> **Aim of the task**: Among the entries below, find every line that contains the string "flights", then copy it.

• • •

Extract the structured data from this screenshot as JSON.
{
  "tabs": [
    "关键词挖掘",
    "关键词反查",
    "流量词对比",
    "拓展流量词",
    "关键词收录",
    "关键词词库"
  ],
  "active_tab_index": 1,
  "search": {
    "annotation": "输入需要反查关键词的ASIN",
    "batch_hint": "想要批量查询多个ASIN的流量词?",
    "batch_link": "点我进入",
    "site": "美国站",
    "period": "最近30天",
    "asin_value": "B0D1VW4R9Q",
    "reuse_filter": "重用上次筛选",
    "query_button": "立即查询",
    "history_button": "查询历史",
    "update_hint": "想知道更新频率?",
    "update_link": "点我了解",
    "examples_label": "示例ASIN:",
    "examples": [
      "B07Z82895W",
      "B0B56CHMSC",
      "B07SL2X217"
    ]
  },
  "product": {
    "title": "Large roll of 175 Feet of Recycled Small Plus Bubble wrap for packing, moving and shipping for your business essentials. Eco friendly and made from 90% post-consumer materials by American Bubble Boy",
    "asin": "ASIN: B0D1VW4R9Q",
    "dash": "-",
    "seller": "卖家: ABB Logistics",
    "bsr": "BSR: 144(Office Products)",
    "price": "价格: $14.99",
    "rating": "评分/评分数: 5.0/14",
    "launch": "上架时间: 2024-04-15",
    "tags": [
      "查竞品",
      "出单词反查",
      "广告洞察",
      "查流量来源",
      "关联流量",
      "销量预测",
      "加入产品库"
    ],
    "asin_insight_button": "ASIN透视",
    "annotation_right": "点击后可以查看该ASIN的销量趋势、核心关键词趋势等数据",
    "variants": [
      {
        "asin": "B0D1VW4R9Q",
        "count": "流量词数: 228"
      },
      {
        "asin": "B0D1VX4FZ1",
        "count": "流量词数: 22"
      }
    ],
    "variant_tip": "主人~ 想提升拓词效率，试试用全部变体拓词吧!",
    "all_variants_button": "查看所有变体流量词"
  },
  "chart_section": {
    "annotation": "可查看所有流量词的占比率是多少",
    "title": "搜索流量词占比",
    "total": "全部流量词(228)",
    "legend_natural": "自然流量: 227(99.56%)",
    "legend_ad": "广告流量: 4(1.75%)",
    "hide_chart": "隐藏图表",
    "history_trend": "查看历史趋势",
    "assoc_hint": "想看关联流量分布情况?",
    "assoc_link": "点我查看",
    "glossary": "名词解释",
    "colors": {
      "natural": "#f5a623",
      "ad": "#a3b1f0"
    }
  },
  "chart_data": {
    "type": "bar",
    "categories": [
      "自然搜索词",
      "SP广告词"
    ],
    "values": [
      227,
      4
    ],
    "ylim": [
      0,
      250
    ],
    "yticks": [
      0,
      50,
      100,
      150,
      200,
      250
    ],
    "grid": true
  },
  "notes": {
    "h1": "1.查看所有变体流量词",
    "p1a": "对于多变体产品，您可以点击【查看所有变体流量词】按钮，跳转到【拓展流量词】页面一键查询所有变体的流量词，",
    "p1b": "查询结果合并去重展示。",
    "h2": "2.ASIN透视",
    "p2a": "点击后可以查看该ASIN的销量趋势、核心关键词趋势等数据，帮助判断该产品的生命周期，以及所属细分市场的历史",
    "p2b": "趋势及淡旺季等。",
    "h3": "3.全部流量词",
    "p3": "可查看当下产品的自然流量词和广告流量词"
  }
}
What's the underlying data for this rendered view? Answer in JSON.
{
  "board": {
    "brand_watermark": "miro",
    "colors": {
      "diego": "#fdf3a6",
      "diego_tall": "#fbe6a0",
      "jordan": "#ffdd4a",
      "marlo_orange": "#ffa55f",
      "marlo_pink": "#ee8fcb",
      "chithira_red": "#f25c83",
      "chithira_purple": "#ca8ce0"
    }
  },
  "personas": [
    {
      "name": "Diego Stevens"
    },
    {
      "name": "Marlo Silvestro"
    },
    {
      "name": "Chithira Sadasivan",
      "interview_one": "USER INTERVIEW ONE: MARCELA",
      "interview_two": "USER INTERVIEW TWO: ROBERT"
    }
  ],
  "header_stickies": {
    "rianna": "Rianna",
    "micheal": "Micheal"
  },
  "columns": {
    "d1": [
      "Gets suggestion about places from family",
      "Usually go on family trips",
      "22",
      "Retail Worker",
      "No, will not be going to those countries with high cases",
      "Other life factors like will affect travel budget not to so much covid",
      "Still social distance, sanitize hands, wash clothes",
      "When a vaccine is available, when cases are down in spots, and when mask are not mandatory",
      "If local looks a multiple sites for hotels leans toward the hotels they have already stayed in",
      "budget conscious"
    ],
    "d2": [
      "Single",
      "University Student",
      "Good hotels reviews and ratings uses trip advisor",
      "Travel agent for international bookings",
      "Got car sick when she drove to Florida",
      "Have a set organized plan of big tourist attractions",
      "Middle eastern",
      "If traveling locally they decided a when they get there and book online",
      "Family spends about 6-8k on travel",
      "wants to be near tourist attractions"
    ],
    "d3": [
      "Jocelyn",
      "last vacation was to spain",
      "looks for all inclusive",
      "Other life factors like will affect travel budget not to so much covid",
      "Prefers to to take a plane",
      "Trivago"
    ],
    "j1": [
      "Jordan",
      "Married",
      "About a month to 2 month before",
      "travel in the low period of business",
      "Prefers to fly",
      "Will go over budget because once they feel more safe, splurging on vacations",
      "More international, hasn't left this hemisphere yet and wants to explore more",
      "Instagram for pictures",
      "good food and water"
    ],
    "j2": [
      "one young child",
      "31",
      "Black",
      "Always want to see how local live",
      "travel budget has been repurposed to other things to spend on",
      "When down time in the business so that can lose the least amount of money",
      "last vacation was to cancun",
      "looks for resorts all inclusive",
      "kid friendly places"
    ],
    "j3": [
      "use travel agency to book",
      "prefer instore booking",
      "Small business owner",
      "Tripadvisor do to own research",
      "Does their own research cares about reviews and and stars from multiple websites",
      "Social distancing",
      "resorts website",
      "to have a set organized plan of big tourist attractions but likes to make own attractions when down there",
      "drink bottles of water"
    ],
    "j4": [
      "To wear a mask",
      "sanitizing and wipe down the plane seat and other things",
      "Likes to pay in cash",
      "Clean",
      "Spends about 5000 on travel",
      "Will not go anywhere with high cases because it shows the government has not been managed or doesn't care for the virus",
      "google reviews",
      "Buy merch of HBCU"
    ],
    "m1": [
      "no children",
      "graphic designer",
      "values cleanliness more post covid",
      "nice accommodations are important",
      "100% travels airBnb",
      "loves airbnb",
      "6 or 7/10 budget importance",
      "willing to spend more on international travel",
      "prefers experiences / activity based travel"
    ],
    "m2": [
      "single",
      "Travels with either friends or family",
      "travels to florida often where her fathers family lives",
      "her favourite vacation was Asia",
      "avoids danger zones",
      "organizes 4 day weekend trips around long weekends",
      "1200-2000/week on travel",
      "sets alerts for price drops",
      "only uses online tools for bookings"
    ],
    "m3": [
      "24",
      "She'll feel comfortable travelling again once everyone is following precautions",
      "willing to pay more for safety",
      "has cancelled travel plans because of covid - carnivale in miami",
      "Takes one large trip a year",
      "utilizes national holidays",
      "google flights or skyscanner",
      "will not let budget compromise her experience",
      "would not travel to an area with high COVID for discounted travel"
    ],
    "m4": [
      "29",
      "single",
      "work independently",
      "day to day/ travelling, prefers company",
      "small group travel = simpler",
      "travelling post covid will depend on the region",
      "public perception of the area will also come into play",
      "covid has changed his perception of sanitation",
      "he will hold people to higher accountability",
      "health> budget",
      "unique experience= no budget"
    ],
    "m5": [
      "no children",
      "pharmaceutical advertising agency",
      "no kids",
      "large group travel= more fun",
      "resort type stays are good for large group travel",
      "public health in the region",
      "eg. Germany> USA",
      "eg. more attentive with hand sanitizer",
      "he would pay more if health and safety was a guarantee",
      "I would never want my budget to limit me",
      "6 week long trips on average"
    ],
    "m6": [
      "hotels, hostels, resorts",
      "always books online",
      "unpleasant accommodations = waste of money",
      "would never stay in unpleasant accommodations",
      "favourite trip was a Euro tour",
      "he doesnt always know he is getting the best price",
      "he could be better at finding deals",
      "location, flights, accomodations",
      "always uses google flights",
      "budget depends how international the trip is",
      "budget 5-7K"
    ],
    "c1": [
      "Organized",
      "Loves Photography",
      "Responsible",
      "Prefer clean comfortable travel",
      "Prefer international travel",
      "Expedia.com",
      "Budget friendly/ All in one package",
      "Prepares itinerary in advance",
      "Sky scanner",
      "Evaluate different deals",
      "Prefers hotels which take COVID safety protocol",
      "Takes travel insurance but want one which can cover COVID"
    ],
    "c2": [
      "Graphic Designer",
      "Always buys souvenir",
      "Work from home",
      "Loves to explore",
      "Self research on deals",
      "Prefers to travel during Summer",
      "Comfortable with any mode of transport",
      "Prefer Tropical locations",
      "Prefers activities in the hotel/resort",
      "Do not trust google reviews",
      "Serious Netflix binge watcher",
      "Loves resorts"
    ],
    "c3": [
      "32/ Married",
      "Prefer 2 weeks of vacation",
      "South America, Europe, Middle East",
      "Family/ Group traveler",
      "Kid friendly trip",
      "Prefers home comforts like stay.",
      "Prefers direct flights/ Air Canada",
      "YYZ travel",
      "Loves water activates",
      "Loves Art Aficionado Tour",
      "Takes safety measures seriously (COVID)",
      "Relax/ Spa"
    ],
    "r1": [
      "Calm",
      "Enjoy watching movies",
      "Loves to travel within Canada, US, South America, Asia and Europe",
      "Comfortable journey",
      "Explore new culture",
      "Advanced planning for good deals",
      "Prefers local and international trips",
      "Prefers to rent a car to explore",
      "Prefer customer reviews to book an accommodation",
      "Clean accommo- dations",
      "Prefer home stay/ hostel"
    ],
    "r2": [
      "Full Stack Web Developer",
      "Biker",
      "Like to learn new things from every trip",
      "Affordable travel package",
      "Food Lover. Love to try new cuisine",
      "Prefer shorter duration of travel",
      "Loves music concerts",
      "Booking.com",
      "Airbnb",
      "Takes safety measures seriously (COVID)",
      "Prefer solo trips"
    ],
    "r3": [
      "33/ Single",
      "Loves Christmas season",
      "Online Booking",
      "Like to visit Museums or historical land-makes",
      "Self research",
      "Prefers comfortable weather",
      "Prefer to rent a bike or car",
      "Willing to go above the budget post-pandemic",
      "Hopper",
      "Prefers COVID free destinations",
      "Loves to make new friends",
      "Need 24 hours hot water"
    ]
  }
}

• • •

> **Solved problem**:
      "google flights or skyscanner",
      "location, flights, accomodations",
      "always uses google flights",
      "Prefers direct flights/ Air Canada",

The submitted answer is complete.